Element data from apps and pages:
++++++++++++++++++++

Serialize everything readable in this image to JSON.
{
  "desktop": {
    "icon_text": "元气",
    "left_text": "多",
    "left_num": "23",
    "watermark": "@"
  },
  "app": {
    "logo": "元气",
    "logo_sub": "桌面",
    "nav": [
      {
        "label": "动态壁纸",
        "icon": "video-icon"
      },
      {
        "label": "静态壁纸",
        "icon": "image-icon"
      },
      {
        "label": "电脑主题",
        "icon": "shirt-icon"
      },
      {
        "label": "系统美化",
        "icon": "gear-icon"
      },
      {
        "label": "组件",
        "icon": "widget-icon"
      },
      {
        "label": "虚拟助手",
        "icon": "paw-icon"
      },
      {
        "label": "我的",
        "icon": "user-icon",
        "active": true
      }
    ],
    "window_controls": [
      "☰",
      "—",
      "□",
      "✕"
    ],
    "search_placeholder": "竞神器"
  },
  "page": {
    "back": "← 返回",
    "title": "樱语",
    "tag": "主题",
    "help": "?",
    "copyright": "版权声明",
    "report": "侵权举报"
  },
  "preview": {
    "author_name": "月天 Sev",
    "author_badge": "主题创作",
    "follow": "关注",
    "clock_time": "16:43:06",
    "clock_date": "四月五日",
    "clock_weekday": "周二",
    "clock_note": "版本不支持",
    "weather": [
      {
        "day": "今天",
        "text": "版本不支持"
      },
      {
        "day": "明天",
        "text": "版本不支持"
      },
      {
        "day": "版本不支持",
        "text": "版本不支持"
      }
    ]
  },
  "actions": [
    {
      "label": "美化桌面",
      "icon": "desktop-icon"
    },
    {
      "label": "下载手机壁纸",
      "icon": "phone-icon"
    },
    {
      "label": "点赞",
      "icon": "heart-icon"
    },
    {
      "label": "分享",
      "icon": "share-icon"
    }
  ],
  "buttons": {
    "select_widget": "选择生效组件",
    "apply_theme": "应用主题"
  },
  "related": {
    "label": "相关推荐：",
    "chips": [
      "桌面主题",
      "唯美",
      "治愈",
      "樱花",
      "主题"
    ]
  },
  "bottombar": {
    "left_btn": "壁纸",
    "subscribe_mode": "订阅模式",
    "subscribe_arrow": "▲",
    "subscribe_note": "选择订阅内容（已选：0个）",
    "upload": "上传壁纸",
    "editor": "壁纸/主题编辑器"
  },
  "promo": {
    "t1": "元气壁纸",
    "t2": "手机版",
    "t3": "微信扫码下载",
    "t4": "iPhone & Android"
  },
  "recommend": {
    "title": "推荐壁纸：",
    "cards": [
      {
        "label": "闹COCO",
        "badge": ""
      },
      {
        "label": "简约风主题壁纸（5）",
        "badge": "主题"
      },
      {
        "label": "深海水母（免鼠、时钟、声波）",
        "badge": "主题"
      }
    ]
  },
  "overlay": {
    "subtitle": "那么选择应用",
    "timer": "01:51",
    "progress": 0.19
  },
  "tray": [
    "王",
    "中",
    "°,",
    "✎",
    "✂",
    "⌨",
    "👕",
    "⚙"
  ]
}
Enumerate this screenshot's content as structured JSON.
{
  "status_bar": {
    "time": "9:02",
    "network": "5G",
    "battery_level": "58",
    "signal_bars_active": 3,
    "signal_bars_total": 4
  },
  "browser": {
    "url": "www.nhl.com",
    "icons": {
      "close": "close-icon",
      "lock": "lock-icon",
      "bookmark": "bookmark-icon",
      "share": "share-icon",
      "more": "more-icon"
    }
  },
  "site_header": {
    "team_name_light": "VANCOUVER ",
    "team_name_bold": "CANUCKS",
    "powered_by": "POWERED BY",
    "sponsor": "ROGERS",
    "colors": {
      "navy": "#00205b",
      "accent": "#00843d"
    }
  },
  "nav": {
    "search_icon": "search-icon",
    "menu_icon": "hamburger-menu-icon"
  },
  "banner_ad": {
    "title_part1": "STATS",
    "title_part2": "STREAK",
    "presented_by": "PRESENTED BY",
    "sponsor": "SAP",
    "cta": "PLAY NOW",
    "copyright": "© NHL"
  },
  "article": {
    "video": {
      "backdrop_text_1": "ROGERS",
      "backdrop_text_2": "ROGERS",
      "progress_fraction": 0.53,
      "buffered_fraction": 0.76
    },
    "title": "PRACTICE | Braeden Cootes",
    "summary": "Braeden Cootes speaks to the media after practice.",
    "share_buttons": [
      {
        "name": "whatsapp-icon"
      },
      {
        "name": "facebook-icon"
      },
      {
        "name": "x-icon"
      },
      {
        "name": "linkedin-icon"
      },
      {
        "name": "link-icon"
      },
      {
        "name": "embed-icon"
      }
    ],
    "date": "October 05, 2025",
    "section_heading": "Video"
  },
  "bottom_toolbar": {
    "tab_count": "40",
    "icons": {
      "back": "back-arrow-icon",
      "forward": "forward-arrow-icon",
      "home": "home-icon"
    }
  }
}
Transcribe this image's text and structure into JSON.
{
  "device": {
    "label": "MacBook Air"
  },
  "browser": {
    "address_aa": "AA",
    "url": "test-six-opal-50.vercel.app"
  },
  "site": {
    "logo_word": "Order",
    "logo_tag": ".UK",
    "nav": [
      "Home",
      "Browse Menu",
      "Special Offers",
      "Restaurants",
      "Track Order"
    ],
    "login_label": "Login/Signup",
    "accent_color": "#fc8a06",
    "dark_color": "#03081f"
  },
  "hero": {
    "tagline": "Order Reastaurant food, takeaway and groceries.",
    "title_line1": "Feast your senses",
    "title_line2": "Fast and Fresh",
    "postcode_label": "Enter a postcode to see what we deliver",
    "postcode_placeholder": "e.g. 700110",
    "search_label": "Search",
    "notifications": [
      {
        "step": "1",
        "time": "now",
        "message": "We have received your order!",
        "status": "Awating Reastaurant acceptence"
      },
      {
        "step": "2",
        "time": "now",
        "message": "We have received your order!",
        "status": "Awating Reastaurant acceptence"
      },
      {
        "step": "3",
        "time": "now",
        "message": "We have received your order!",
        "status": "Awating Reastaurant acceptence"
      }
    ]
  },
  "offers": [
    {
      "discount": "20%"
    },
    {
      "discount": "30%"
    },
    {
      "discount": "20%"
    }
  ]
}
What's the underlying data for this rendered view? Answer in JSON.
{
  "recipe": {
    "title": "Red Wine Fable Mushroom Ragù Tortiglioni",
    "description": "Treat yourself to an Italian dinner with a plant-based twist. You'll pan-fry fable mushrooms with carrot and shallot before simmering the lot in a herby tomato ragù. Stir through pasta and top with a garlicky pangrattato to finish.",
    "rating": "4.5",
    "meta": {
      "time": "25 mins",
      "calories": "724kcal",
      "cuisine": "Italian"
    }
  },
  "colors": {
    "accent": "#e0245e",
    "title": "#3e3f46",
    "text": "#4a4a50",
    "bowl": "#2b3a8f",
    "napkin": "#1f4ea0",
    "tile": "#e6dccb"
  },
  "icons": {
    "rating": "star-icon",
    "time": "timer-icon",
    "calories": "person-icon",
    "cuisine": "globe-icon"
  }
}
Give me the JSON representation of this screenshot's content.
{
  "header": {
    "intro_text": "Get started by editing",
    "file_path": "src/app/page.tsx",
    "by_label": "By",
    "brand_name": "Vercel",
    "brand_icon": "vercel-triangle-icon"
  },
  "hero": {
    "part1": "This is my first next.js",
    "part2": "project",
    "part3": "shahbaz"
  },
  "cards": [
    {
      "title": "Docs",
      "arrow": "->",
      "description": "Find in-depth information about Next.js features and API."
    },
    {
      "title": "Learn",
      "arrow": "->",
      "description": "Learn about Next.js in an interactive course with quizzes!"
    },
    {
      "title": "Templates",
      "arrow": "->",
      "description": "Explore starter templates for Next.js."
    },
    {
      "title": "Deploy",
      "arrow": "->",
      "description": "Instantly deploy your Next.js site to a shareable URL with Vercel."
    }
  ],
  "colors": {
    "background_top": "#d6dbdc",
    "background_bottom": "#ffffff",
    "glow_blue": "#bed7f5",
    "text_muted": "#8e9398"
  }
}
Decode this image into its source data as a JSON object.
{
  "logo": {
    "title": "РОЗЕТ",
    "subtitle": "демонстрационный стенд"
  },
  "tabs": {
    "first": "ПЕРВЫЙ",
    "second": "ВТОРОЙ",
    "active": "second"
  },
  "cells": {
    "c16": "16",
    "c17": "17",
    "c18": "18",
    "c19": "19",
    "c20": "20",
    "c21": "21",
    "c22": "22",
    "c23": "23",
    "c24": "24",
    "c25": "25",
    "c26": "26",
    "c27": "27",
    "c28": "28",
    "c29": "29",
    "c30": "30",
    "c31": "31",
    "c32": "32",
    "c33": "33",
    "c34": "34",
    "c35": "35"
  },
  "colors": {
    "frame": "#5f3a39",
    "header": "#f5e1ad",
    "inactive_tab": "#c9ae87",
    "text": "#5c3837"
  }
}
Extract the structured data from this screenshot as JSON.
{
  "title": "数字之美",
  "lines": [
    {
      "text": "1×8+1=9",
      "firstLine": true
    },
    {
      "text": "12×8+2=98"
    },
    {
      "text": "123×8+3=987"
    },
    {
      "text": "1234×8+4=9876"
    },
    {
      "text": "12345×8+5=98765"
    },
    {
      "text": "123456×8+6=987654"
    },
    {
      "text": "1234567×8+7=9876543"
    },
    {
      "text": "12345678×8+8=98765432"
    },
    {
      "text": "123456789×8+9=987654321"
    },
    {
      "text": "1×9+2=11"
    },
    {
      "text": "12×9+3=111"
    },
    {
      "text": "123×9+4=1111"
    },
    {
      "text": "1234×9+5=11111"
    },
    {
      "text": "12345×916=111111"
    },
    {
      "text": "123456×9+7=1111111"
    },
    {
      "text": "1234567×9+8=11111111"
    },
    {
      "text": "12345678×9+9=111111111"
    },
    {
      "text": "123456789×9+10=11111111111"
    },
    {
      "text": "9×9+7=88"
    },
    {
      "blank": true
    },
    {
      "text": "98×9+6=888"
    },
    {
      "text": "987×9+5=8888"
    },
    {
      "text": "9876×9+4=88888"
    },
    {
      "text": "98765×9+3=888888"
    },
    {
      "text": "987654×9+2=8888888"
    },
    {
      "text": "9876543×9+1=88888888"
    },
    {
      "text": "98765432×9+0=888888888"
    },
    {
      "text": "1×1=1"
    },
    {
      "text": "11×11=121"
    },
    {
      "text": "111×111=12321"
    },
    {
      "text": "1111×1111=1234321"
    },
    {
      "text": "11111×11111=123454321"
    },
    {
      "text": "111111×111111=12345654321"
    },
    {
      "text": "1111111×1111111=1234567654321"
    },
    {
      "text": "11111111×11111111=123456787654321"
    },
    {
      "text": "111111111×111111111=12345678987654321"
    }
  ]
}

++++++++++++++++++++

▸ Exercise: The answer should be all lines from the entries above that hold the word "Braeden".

▸ Answer to the problem:
    "title": "PRACTICE | Braeden Cootes",
    "summary": "Braeden Cootes speaks to the media after practice.",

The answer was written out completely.